So you’ve made it into the boss’ office and you are transferring the files onto your cheap knockoff flash drive and had you been mere seconds faster you wouldn’t be sitting in a jail cell, well you should have bought a flash drive from Corsair. Their new Flash Voyager GT offers up transfer speeds four times faster than that of a regular USB 2.0 drive.
In case you’ve never heard of it, its an acronym for “Keep It Simple Stupid”, essentially it means don’t over complicate things. Sony has done just that with these MP3 players, they work almost identically to a flash drive, you plug them directly into the USB port on your computer, drag and drop your audio files, and it charges as the same time.
So I’ve had the 32GB Corsair Flash Survivor for a few days now which has been time enough for me to run some benchmarks on it and see how practical it is for every day use. I must say, I love it, I was copying some files to it for a friend, and I came to the realization that for once I didn’t have to worry about copying too much and filling up the flash drive mid copy as there is almost nothing I could copy to this drive that would fill it up.
So I got a package from FedEx today, inside was the Flash Survivor 32GB model, its new, and its hot, not literally though. Inside the package were the flash drive tube thingy, a USB extension cable, and a Corsair dog tag/chain that I chose to put the flash drive on along with the dog tag.
There’ve been a few 32GB SDHC media cards surfaced in the last 6 months. One of them was a promising in development class 6 SDHC from Panasonic compared to much lower speed Sandisk Ultra II or class 4 models from Toshiba or PNY. Being the fastest media available, it also comes with a hug price tag. If you gotto have a 32GB class 6 SDHC with a warranted minimum transfer rate of 6MB/s up to 20MB/s, then check out the Panasonic. It should be available around April with manufacturer's suggested retail price of $699! Otherwise, get the cheaper 32GB Sandisk Ultra II at half the price.
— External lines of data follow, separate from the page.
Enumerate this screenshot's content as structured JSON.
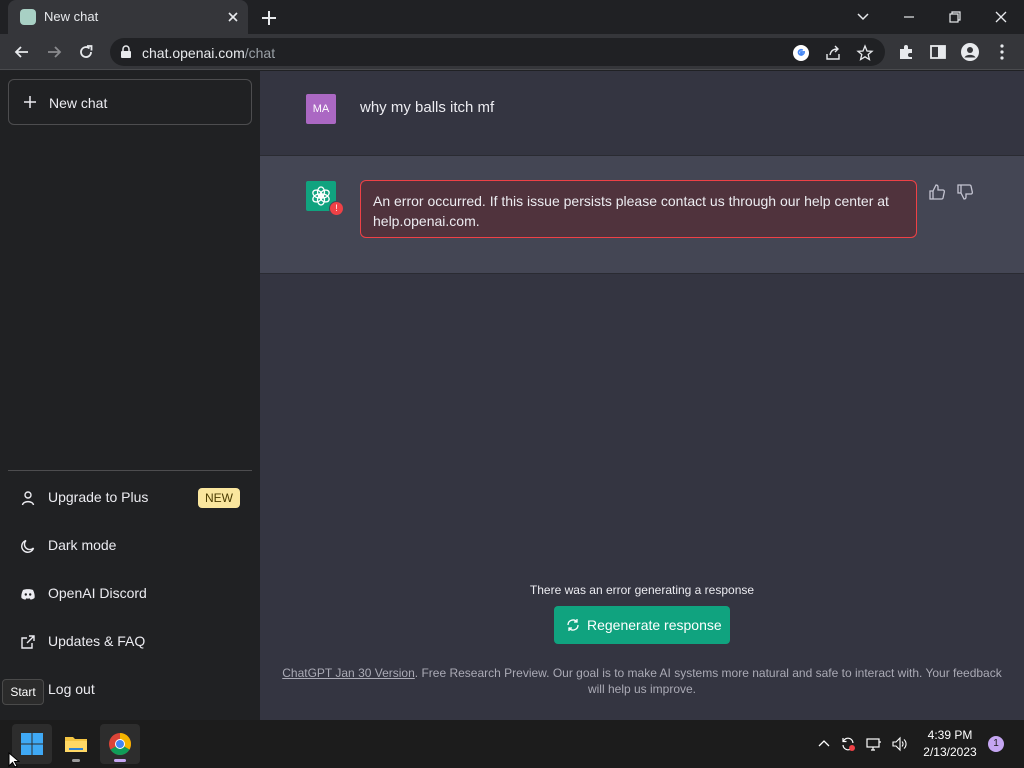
{
  "browser": {
    "tab_title": "New chat",
    "url_host": "chat.openai.com",
    "url_path": "/chat"
  },
  "sidebar": {
    "new_chat_label": "New chat",
    "items": [
      {
        "label": "Upgrade to Plus",
        "icon": "user-icon",
        "badge": "NEW"
      },
      {
        "label": "Dark mode",
        "icon": "moon-icon"
      },
      {
        "label": "OpenAI Discord",
        "icon": "discord-icon"
      },
      {
        "label": "Updates & FAQ",
        "icon": "external-link-icon"
      },
      {
        "label": "Log out",
        "icon": "logout-icon"
      }
    ]
  },
  "conversation": {
    "user_initials": "MA",
    "user_message": "why my balls itch mf",
    "bot_alert_badge": "!",
    "error_message": "An error occurred. If this issue persists please contact us through our help center at help.openai.com."
  },
  "footer": {
    "generation_error": "There was an error generating a response",
    "regenerate_label": "Regenerate response",
    "version_link": "ChatGPT Jan 30 Version",
    "note": ". Free Research Preview. Our goal is to make AI systems more natural and safe to interact with. Your feedback will help us improve."
  },
  "tooltip": {
    "start": "Start"
  },
  "taskbar": {
    "time": "4:39 PM",
    "date": "2/13/2023",
    "notification_count": "1"
  },
  "colors": {
    "accent": "#10a37f",
    "error_border": "#ef4146",
    "user_avatar": "#ab68c3",
    "badge": "#fae69e"
  }
}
Both should be released around the same time.
Sony raised the bar with the announcement of USMGLX series PocketBit USB memory stick. The new lineup has 5 models, each with different storage capacity ranged from 1GB, 2GB, 4Gb, 8GB to 16GB. The Pocketbit is Mac and PC compatible with Vista-readyboost ability. It has a cool LED lit and high speed reading transfer rate of 31 MB/s. They will be available in Japan around March with the price of 22,800 yen ($210 USD equiv.) for the 16GB model.
If you have been (not so) patiently waiting for the Everex CloudBook notebook to come out, and just can’t wait any longer, you can create the same thing on an Eee PC. All you have to do is go find the latest build of the gOS and then get the Ubuntu drivers for your Eee, past that, installation should be a breeze.
The two notebooks hardware wise are nearly identical, so there won’t be much of a difference there, you’ll just have pretend it doesn’t say “ASUS” on the lid. I have no clue why you’d switch between two different Linux distros that are already pretty close to the same though, but if the gOS is what really makes you happy then go for it.
The low-end versions of ASUS' Eee laptop have received much of the attention - not least because of their bargain basement price tags - but up at the top they're having problems keeping up with demand for their 8GB model. SLC (single-level cell) NAND flash memory, which the Eee uses for storage instead of a traditional hard-drive, is currently in short supply, and ASUS has had to cut off shipments of the 8GB Eee to Taiwan until availability increases.